SAP's 2008 acquisition of Business Objects has created a lot of questions for customers of both firms, and not only about business intelligence (BI) applications.
In addition to choosing between two sets of BI tools, SAP Business Information Warehouse (BW) customers must also decide whether they want to stick with the SAP-centric analytic database, which the vendor says it will continue to maintain, or turn to a true enterprise data warehouse (EDW) platform from a competing vendor, according to Forrester Research.
For customers whose data is 80% or more SAP-based, the decision is an easy one: stick with SAP BW as your data warehouse platform of choice, said Boris Evelson, an analyst with the Cambridge, Mass.-based research firm. But those customers whose data is less than 30% SAP-based should "definitely consider migrating" to a new data warehouse, Evelson said.
Even customers in the "gray area" in between, whose data is close to evenly split between both SAP and non-SAP based, might benefit from a change, he said, as SAP BW has a number of deficiencies over competing data warehouses.
For one, despite the Business Objects acquisition, it is still extremely difficult to integrate non-SAP data into SAP BW, Evelson said, and SAP is unlikely to address the issue going forward. In fact, most Forrester clients that use SAP BW in heterogeneous environments often also use EDW platforms from rival vendors -- including IBM, Microsoft, Oracle and Teradata – to handle data from non-SAP applications.
SAP BW also lacks the scalability of competing data warehouses, though the recent SAP-Teradata partnership has helped some, Evelson said. As is, SAP BW "only scales out to tens of terabytes in a clustered symmetric multiprocessing (SMP) environment, while a growing range of rivals scales into the hundreds or thousands of terabytes," he wrote in a recent report on the topic, co-authored by Forrester analyst James Kobielus.

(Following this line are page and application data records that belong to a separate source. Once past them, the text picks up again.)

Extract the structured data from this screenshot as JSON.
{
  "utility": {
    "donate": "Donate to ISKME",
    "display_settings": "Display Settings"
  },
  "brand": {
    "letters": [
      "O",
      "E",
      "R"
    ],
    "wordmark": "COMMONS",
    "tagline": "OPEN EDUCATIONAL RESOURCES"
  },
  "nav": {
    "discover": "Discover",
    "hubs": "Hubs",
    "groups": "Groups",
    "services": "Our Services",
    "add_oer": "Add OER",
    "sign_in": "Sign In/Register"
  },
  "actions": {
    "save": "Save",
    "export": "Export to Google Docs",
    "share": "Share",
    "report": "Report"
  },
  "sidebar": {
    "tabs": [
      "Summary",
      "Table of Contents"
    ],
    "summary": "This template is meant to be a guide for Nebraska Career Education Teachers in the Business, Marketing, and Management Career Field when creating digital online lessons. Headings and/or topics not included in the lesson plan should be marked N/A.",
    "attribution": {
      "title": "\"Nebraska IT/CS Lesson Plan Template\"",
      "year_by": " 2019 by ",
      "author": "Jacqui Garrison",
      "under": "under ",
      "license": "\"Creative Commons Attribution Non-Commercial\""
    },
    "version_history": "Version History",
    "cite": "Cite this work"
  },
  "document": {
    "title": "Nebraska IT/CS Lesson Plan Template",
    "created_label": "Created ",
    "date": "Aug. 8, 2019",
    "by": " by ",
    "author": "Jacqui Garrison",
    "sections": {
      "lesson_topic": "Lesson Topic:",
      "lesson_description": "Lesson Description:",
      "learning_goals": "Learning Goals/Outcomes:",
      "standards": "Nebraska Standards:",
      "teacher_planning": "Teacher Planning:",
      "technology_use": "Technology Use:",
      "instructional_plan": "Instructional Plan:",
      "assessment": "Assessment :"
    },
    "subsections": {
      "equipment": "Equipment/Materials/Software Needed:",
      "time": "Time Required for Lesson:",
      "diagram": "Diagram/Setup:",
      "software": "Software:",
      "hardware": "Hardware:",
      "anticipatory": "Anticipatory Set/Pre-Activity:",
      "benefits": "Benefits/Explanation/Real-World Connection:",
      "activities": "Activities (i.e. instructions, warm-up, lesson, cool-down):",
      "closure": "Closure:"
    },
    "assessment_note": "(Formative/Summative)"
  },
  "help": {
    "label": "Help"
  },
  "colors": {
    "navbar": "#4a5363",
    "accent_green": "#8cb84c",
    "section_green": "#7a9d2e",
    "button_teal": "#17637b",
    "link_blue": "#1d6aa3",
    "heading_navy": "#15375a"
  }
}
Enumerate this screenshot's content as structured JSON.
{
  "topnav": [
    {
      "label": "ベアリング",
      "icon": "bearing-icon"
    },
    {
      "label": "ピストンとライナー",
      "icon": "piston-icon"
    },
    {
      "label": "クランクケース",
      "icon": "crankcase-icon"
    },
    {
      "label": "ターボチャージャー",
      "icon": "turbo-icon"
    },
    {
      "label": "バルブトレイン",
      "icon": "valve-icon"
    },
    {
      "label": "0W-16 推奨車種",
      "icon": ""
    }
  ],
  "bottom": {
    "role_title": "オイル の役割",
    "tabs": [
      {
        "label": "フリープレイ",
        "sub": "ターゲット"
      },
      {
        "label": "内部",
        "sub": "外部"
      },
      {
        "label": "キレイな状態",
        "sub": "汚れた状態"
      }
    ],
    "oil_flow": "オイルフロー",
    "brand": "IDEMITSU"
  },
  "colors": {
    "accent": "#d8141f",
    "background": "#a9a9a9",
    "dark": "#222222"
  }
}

Finally, SAP has let BW fall behind its rivals in a number of features that have become key differentiators in the EDW market. They include cost-based query optimization, query-predicate pushdown to an intelligent storage layer, and intelligent compression by data types, according to Evelson. While underlying third-party database management systems can sometimes make up for these deficiencies, that is not always the case, he said.
"While we expect SAP to offer significant performance and scalability improvement in the next major release of Business Objects BI applications running on top of BW, it will not provide any additional [especially, non SAP-centric] EDW functionality," Evelson and Kobielus wrote in the report. "Other planned enhancements in BW administration, partitioning, data modeling, and real-time support at this point offer little hope of further competitive differentiation."
Even with all SAP BW's drawbacks, however, Forrester does not recommend that customers migrate to a competing EDW straightaway, at least in most cases. Unless "mission-critical business requirements" call for it, most BW customers should hold off on major migration decisions until they have a chance to beta-test the next BW upgrade, likely due in 2010, Evelson said.
Customers can even get a sneak-peak at SAP's BW plans, he said, if they would only ask -- and keep asking until they get an answer. "There are many specifics that have already been worked out for the next major release of the SAP BI and BW products," Evelson and Kobielus wrote. "Most of these details can only be revealed by SAP under a nondisclosure agreement, but it will be worth your while to take the time, understand specific plans, and align your migration and timing plans accordingly."
SAP sales reps are also under pressure to upgrade customers to Business Objects products, and BW customers should use that to their advantage. Even though SAP has publicly stated it will not give discounts or other credit to BW customers that want to upgrade to Business Objects Rapid Mart, for example, Evelson suspects the vendor's position is more flexible. After all, he said, SAP is eager for successful case studies of customers that made the upgrade in order to seduce yet more upgrades. Extending discounts to potential upgrade customers is one way to do that, he said.
Of course, not all customers can afford – either in terms of money or manpower – to make the transition from SAP BW to a competing EDW right now. For those customers, Evelson said, data federation technology can help extend SAP BW deployments until the time is right for an upgrade.
With this approach, customers can use BW with specific, SAP applications where it performs well and tap data federation technology to integrate data from non-SAP applications and data sources in a middleware layer for deeper analysis. Customers both "avoid unnecessary, costly migrations away from BW and integrate BW into a comprehensive, multivendor, multiplatform BI environment that leverages and extends existing investments," Evelson and Kobielus wrote.